* Intensity
* Dynamics
* Pitch (high/med/low)
* Play/stop/fade in/fade out
* Music language/Sound architecture
The performer interface; top half is determined by conductor
Note that the conductor can send different messages to different universities, or "orchestras" as we cleverly named them in the software. There is also a chat system based on an hierarchal form, so anyone can send chat messages to anyone, everyone in a single orchestra, or everyone in the federation of orchestras.

To make all of that work, there is a lot of network logistics going on. The network is organised by nodes and supernodes; all nodes are connected to a supernode, and all supernodes are interconnected. When sending a message from a node (say, the conductor node), the message is first sent to the supernode, then from the supernode to the correct supernode(s) (if applicable) and then from the supernode to the individual node(s).

But, how do the conductor node know at what IP address its supernode is? To do this, each node will register with a special server (currently running at CMU) when they start up. This server will inform the node of what IP its supernode has, or if there is no supernode yet. If there is no supernode yet, then the supernode will initiate a connection when it is set up. In this fashion, as soon as a node is registering with the server, the server will provide information about all the nodes with which it should connect; if the node is a supernode, this includes all nodes in his orchestra, as well as all the other supernodes.
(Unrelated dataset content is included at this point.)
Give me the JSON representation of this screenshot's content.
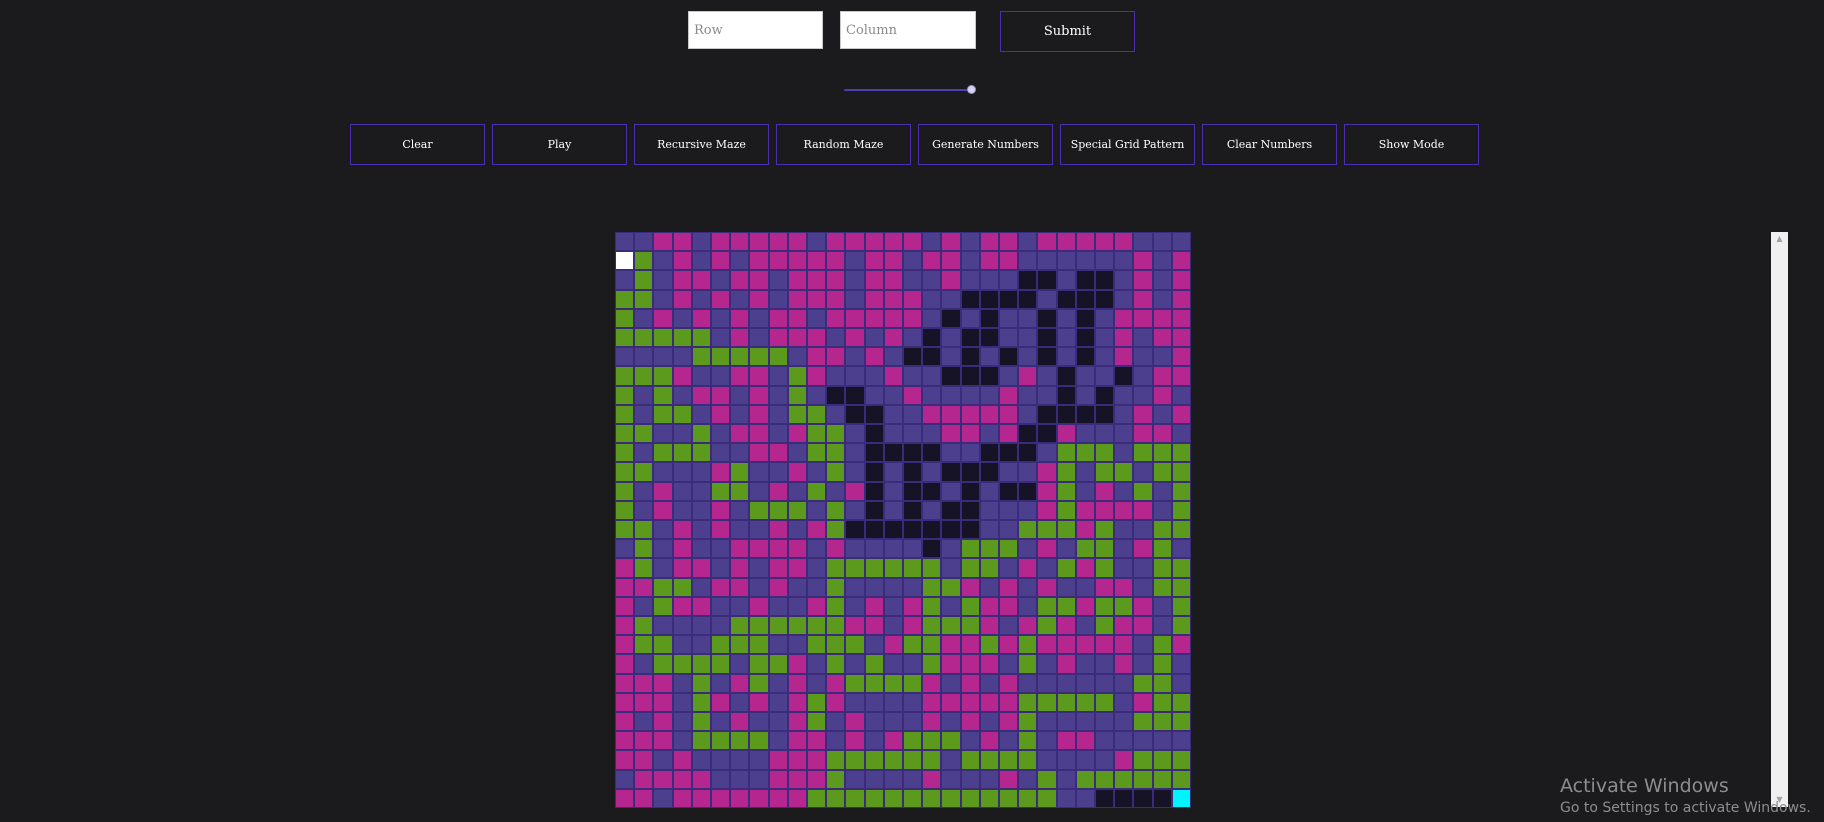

In addition to this, there is a clock synchronisation protocol running, and there is also a performance monitoring system that keeps track of how much data is being sent to and from each node. My contribution to the code has mainly been on this performance monitoring system. It basically collects information of all messages going in and out of a node, as well as the latency to the closest "parent" node (where the node containing the original clock is the uppermost parent; this should be the supernode at LSU).
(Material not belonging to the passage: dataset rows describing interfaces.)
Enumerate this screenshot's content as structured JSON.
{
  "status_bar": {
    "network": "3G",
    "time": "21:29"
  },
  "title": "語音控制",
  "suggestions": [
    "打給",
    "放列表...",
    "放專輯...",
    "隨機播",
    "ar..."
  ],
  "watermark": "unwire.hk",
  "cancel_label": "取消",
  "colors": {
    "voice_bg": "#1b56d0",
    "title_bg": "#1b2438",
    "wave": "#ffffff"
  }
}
In sum, this is going to be pretty awesome, and I'm looking forward to celebrate the anticipated huge success of our concert. Wish me luck, and tune in on Monday!

CMU School of Computer Science: Laptop Orchestras in Seven Cities Unite Via Internet for First-of-its-Kind Concert
15-323: Computer Music Systems and Information Processing
LSU: Symposium on Laptop Ensembles & Orchestras